Replays showed that Edgar's effort had beaten Van de Sar only with the aid of a crucial deflection off Paul Scholes, the scorer of both visiting goals on the day, and so often in recent years the scourge of the black-and-whites. The delicious irony of this long-awaited reversal in fortune was not lost on the home support, who, after seeing their patched-up defence repel a desperate but fitful last-gasp onslaught from the increasingly frustrated visitors, saluted the 2-2 draw like a famous victory.

That 5-0 win of a decade ago, it will be remembered, seemed at the time to have swung the Premiership race decisively in favour of Kevin Keegan's rampant mid-nineties Newcastle team - and in the process, to have effected a sea-change in the long-term power-struggle at the top of the domestic game. We know now that it did nothing of the sort - and that the coming ten years were to be characterised only by gradual decline, culminating in a quite horrid spell at the end of the unmissed Sounness tenure when the club - squad, management and supporters - appeared to be the laughing stock of the national game's chattering classes.

It is too early to tell whether David Edgar's bouncing bomb will prove to be a truer turning point in our history than Phillippe Albert's cheeky chip, but our valiant display must go some way to showing the wider footballing public that Newcastle United once again have what it takes to become a respected Premiership force in the game. Certainly there is ample reason to trust that under Roeder's skilled, unfussy tutelage the kids will continue to thrive - and perhaps one day form the backbone of a future, primarily home-grown team fit to challenge for honours. Suddenly, if the kids are United, anything seems quite dizzyingly possible. Long may it continue.

Other reports: BBC

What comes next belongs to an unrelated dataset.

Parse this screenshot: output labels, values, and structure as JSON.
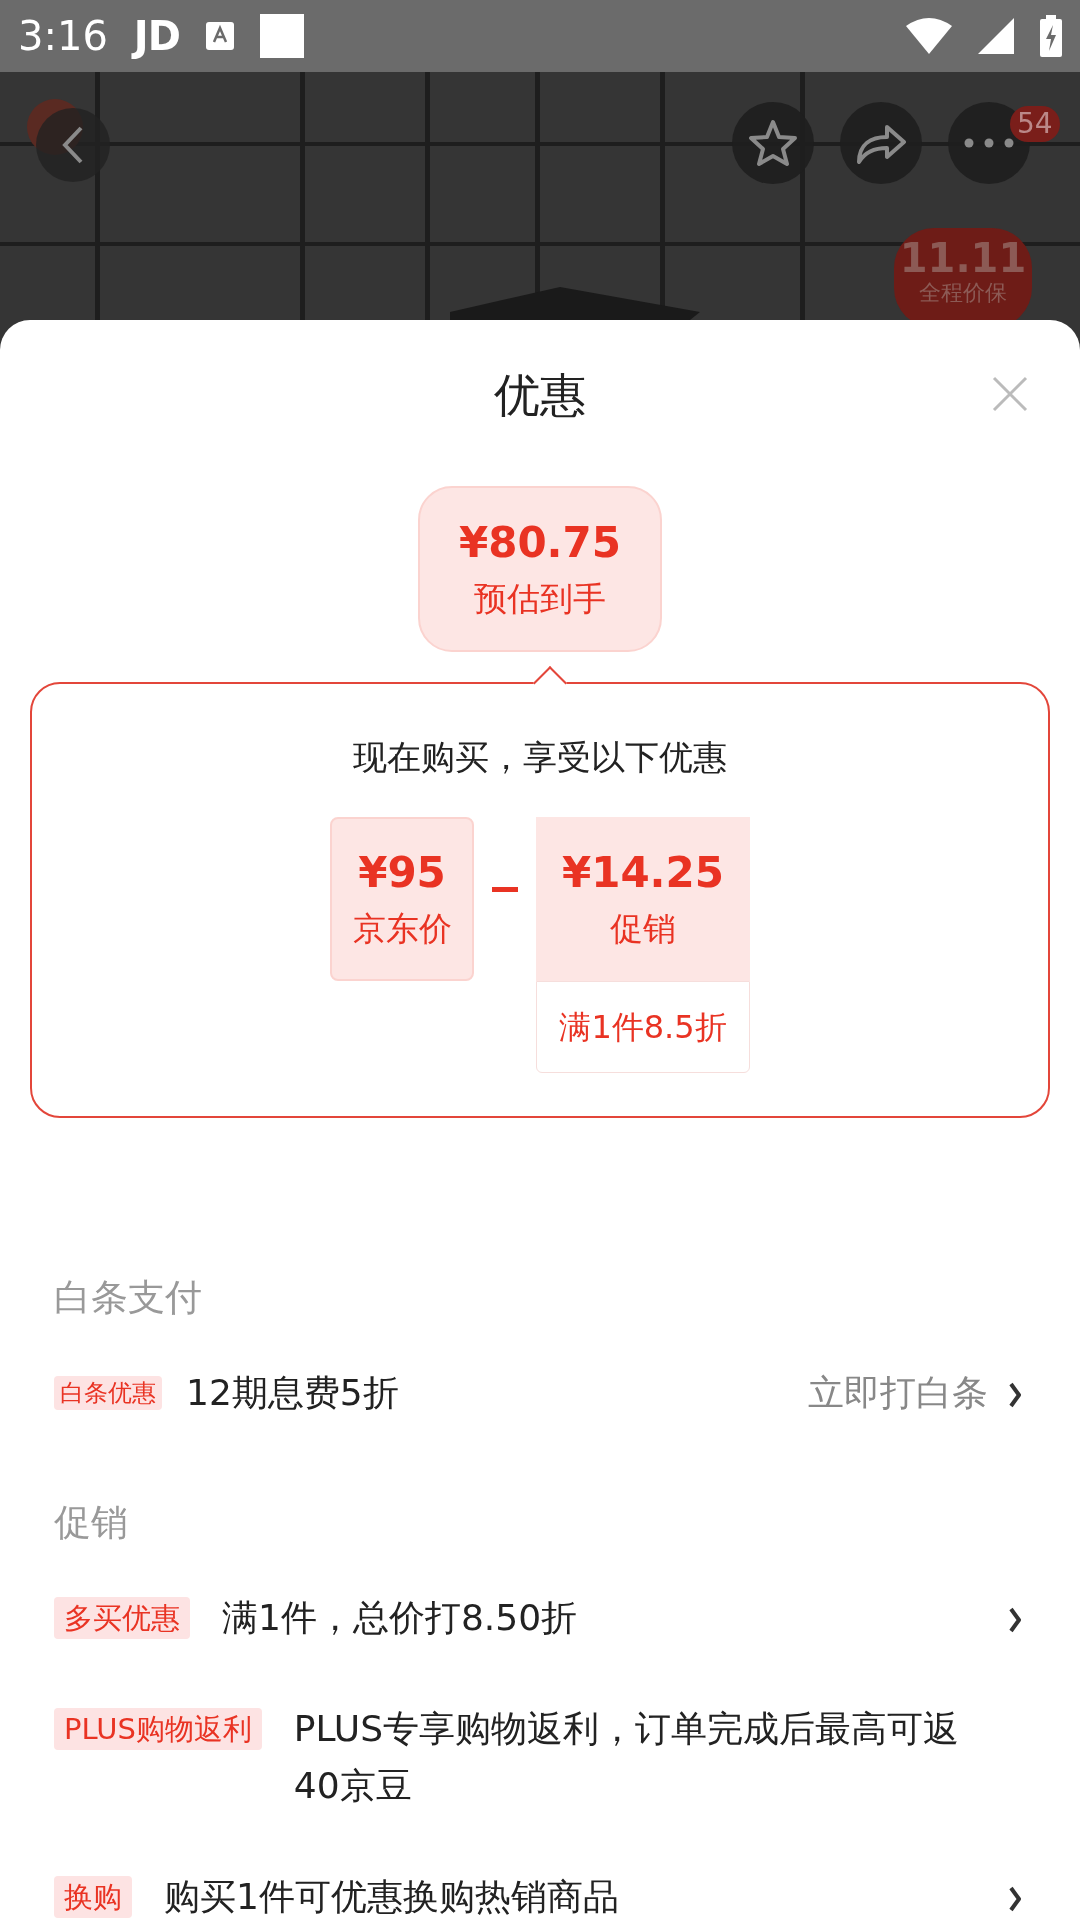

(Incidentally, even the normally sour Michael Walker found some positive words for our youngsters - they really must have been impressive...)